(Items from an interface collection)
━━━

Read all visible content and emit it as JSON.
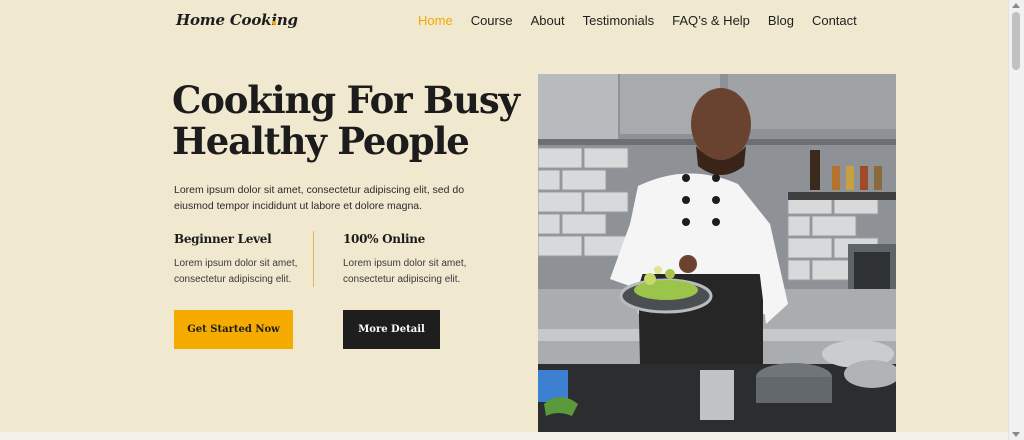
{
  "nav": {
    "logo": "Home Cooking",
    "items": [
      {
        "label": "Home",
        "active": true
      },
      {
        "label": "Course",
        "active": false
      },
      {
        "label": "About",
        "active": false
      },
      {
        "label": "Testimonials",
        "active": false
      },
      {
        "label": "FAQ’s & Help",
        "active": false
      },
      {
        "label": "Blog",
        "active": false
      },
      {
        "label": "Contact",
        "active": false
      }
    ]
  },
  "hero": {
    "title_line1": "Cooking For Busy",
    "title_line2": "Healthy People",
    "description": "Lorem ipsum dolor sit amet, consectetur adipiscing elit, sed do eiusmod tempor incididunt ut labore et dolore magna.",
    "features": [
      {
        "title": "Beginner Level",
        "text": "Lorem ipsum dolor sit amet, consectetur adipiscing elit."
      },
      {
        "title": "100% Online",
        "text": "Lorem ipsum dolor sit amet, consectetur adipiscing elit."
      }
    ],
    "primary_button": "Get Started Now",
    "secondary_button": "More Detail",
    "image_subject": "chef tossing vegetables in a pan"
  },
  "colors": {
    "background": "#f0e8cf",
    "accent": "#f5ab00",
    "dark": "#1e1e1e"
  }
}
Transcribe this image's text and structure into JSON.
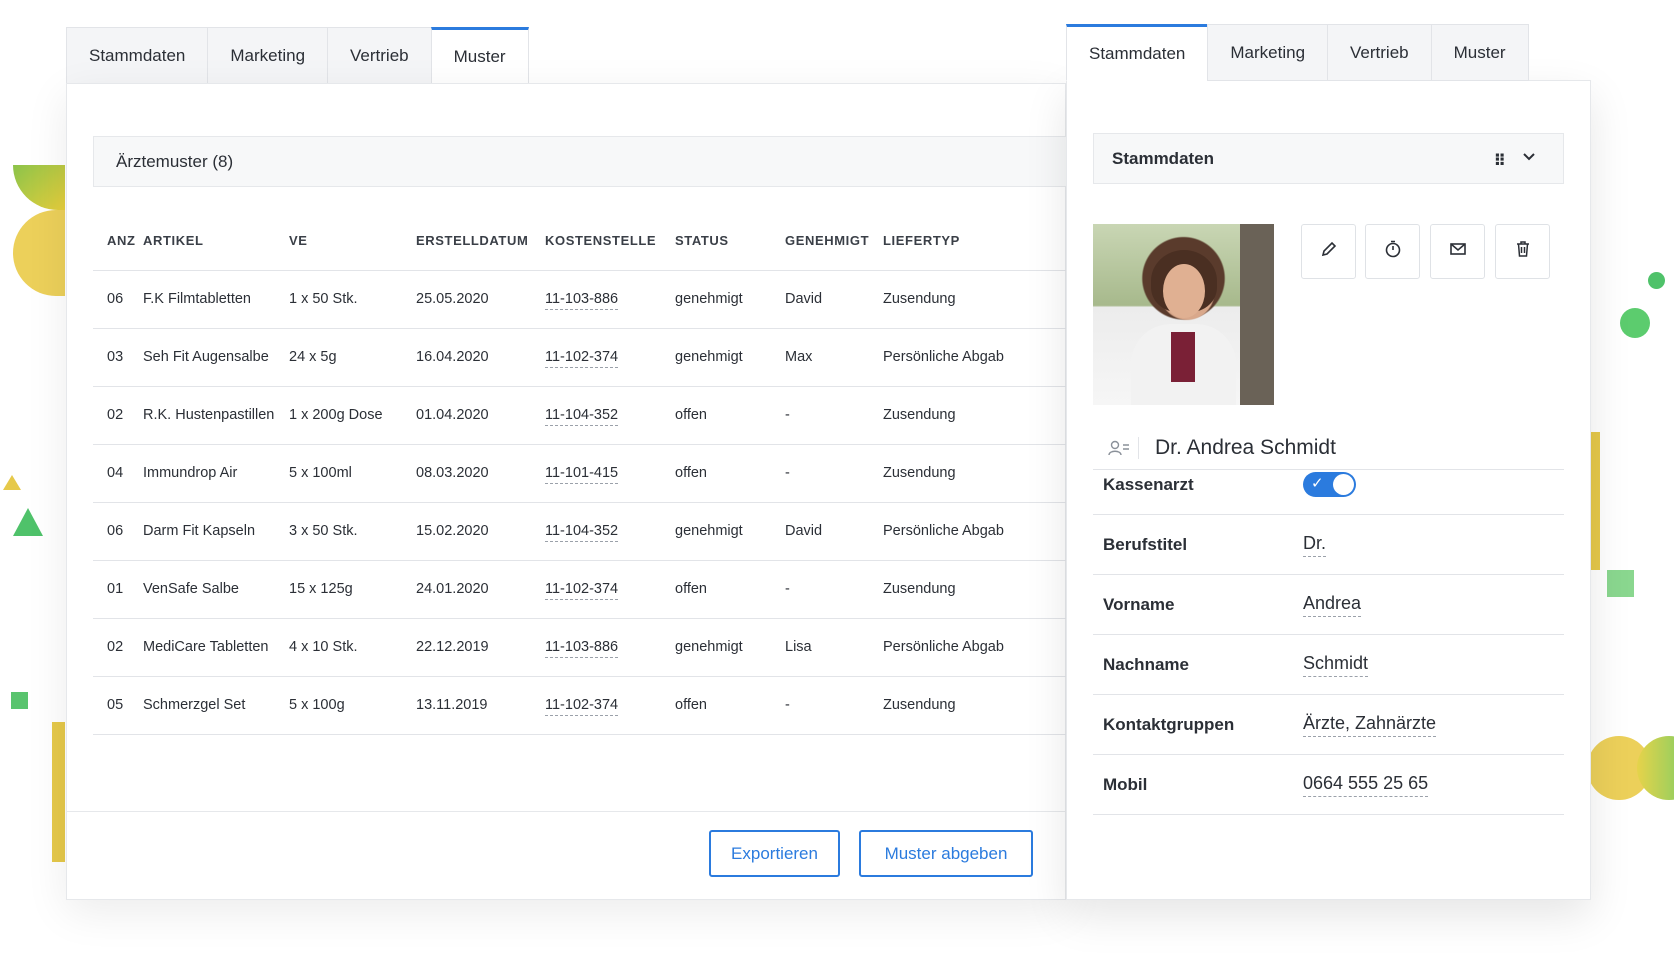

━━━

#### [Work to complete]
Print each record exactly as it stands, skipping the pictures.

#### [Exercise answer]
Read all visible content and emit it as JSON.
{
  "nav": {
    "logo": "Home Cooking",
    "items": [
      {
        "label": "Home",
        "active": true
      },
      {
        "label": "Course",
        "active": false
      },
      {
        "label": "About",
        "active": false
      },
      {
        "label": "Testimonials",
        "active": false
      },
      {
        "label": "FAQ’s & Help",
        "active": false
      },
      {
        "label": "Blog",
        "active": false
      },
      {
        "label": "Contact",
        "active": false
      }
    ]
  },
  "hero": {
    "title_line1": "Cooking For Busy",
    "title_line2": "Healthy People",
    "description": "Lorem ipsum dolor sit amet, consectetur adipiscing elit, sed do eiusmod tempor incididunt ut labore et dolore magna.",
    "features": [
      {
        "title": "Beginner Level",
        "text": "Lorem ipsum dolor sit amet, consectetur adipiscing elit."
      },
      {
        "title": "100% Online",
        "text": "Lorem ipsum dolor sit amet, consectetur adipiscing elit."
      }
    ],
    "primary_button": "Get Started Now",
    "secondary_button": "More Detail",
    "image_subject": "chef tossing vegetables in a pan"
  },
  "colors": {
    "background": "#f0e8cf",
    "accent": "#f5ab00",
    "dark": "#1e1e1e"
  }
}
Transcribe this image's text and structure into JSON.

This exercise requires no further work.